RECORDS FOR THIS EXERCISE below:

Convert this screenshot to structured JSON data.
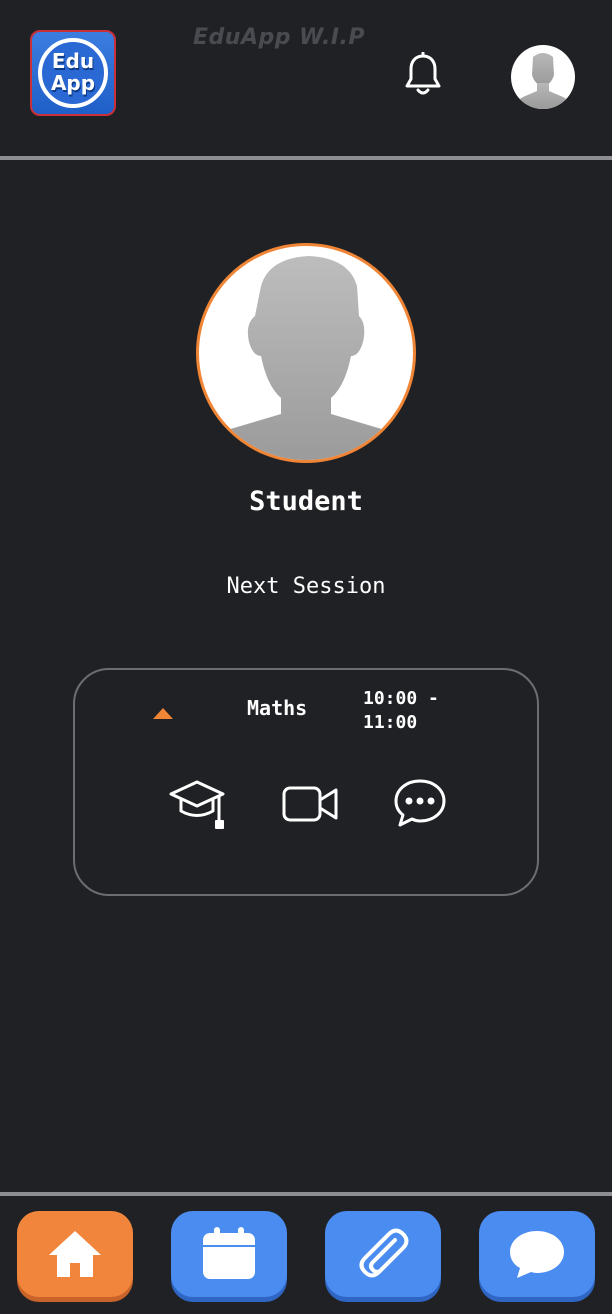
{
  "header": {
    "logo_line1": "Edu",
    "logo_line2": "App",
    "title": "EduApp W.I.P",
    "notification_icon": "bell-icon",
    "avatar_icon": "user-avatar"
  },
  "profile": {
    "name": "Student",
    "accent": "#f08535"
  },
  "next_session": {
    "label": "Next Session",
    "subject": "Maths",
    "time": "10:00 - 11:00",
    "actions": [
      "graduation-cap-icon",
      "video-camera-icon",
      "chat-bubble-dots-icon"
    ]
  },
  "bottom_nav": {
    "items": [
      {
        "icon": "home-icon",
        "active": true,
        "color": "#f0853b"
      },
      {
        "icon": "calendar-icon",
        "active": false,
        "color": "#4a8cf0"
      },
      {
        "icon": "paperclip-icon",
        "active": false,
        "color": "#4a8cf0"
      },
      {
        "icon": "speech-bubble-icon",
        "active": false,
        "color": "#4a8cf0"
      }
    ]
  },
  "colors": {
    "background": "#202125",
    "accent": "#f08535",
    "nav_blue": "#4a8cf0"
  }
}
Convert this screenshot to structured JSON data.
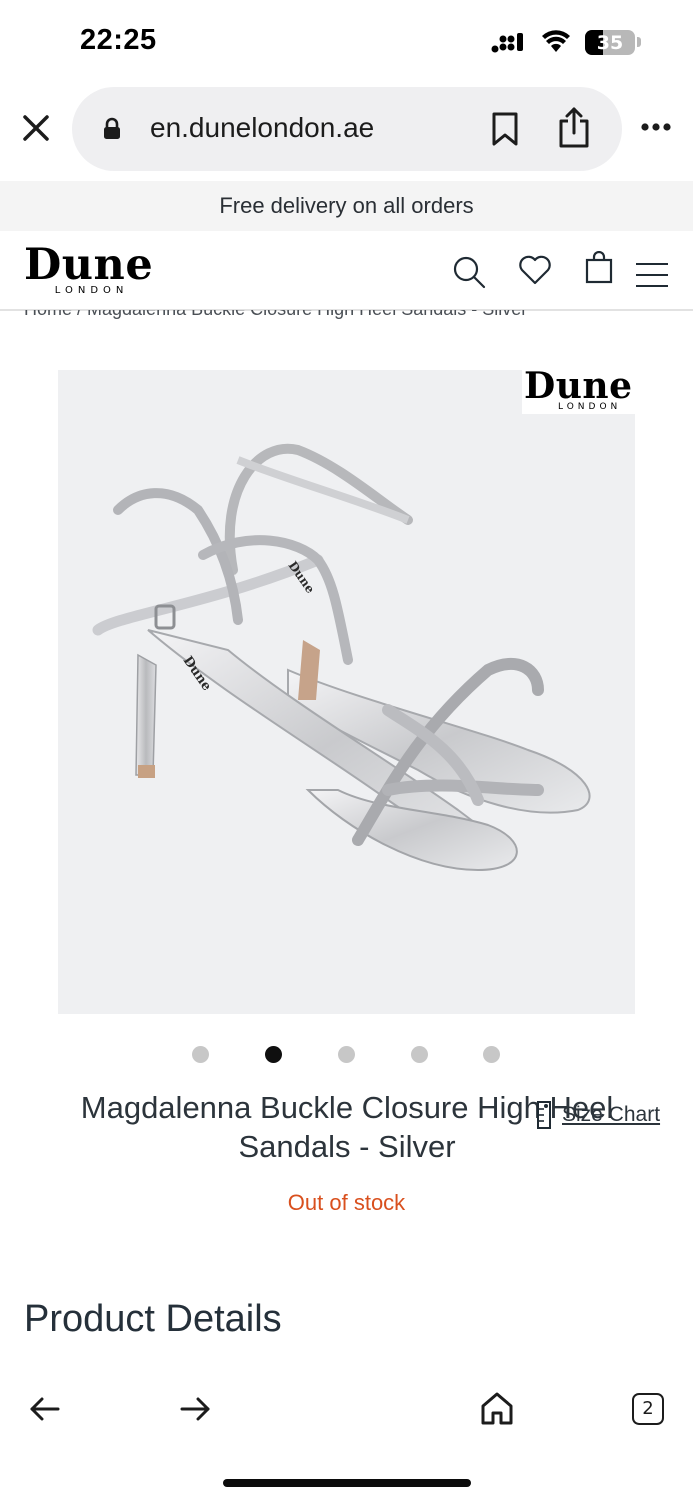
{
  "status_bar": {
    "time": "22:25",
    "battery_level": "35",
    "battery_fraction": 0.35,
    "icons": [
      "signal-icon",
      "wifi-icon",
      "battery-icon"
    ]
  },
  "browser": {
    "url": "en.dunelondon.ae",
    "icons": [
      "close-icon",
      "lock-icon",
      "bookmark-icon",
      "share-icon",
      "more-icon"
    ]
  },
  "promo": {
    "text": "Free delivery on all orders"
  },
  "header": {
    "logo_main": "Dune",
    "logo_sub": "LONDON",
    "icons": [
      "search-icon",
      "heart-icon",
      "bag-icon",
      "menu-icon"
    ]
  },
  "breadcrumb": {
    "text": "Home / Magdalenna Buckle Closure High Heel Sandals - Silver"
  },
  "gallery": {
    "badge_main": "Dune",
    "badge_sub": "LONDON",
    "image_count": 5,
    "active_index": 1
  },
  "product": {
    "title": "Magdalenna Buckle Closure High Heel Sandals - Silver",
    "size_chart_label": "Size Chart",
    "stock_status": "Out of stock",
    "stock_color": "#d9501e"
  },
  "details": {
    "heading": "Product Details"
  },
  "toolbar": {
    "tab_count": "2",
    "icons": [
      "back-arrow-icon",
      "forward-arrow-icon",
      "home-icon",
      "tabs-icon"
    ]
  }
}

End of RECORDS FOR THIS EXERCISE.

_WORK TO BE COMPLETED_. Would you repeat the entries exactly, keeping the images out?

_RESULT_.
Convert this screenshot to structured JSON data.
{
  "header": {
    "logo_line1": "Edu",
    "logo_line2": "App",
    "title": "EduApp W.I.P",
    "notification_icon": "bell-icon",
    "avatar_icon": "user-avatar"
  },
  "profile": {
    "name": "Student",
    "accent": "#f08535"
  },
  "next_session": {
    "label": "Next Session",
    "subject": "Maths",
    "time": "10:00 - 11:00",
    "actions": [
      "graduation-cap-icon",
      "video-camera-icon",
      "chat-bubble-dots-icon"
    ]
  },
  "bottom_nav": {
    "items": [
      {
        "icon": "home-icon",
        "active": true,
        "color": "#f0853b"
      },
      {
        "icon": "calendar-icon",
        "active": false,
        "color": "#4a8cf0"
      },
      {
        "icon": "paperclip-icon",
        "active": false,
        "color": "#4a8cf0"
      },
      {
        "icon": "speech-bubble-icon",
        "active": false,
        "color": "#4a8cf0"
      }
    ]
  },
  "colors": {
    "background": "#202125",
    "accent": "#f08535",
    "nav_blue": "#4a8cf0"
  }
}
Convert this screenshot to structured JSON data.
{
  "status_bar": {
    "time": "22:25",
    "battery_level": "35",
    "battery_fraction": 0.35,
    "icons": [
      "signal-icon",
      "wifi-icon",
      "battery-icon"
    ]
  },
  "browser": {
    "url": "en.dunelondon.ae",
    "icons": [
      "close-icon",
      "lock-icon",
      "bookmark-icon",
      "share-icon",
      "more-icon"
    ]
  },
  "promo": {
    "text": "Free delivery on all orders"
  },
  "header": {
    "logo_main": "Dune",
    "logo_sub": "LONDON",
    "icons": [
      "search-icon",
      "heart-icon",
      "bag-icon",
      "menu-icon"
    ]
  },
  "breadcrumb": {
    "text": "Home / Magdalenna Buckle Closure High Heel Sandals - Silver"
  },
  "gallery": {
    "badge_main": "Dune",
    "badge_sub": "LONDON",
    "image_count": 5,
    "active_index": 1
  },
  "product": {
    "title": "Magdalenna Buckle Closure High Heel Sandals - Silver",
    "size_chart_label": "Size Chart",
    "stock_status": "Out of stock",
    "stock_color": "#d9501e"
  },
  "details": {
    "heading": "Product Details"
  },
  "toolbar": {
    "tab_count": "2",
    "icons": [
      "back-arrow-icon",
      "forward-arrow-icon",
      "home-icon",
      "tabs-icon"
    ]
  }
}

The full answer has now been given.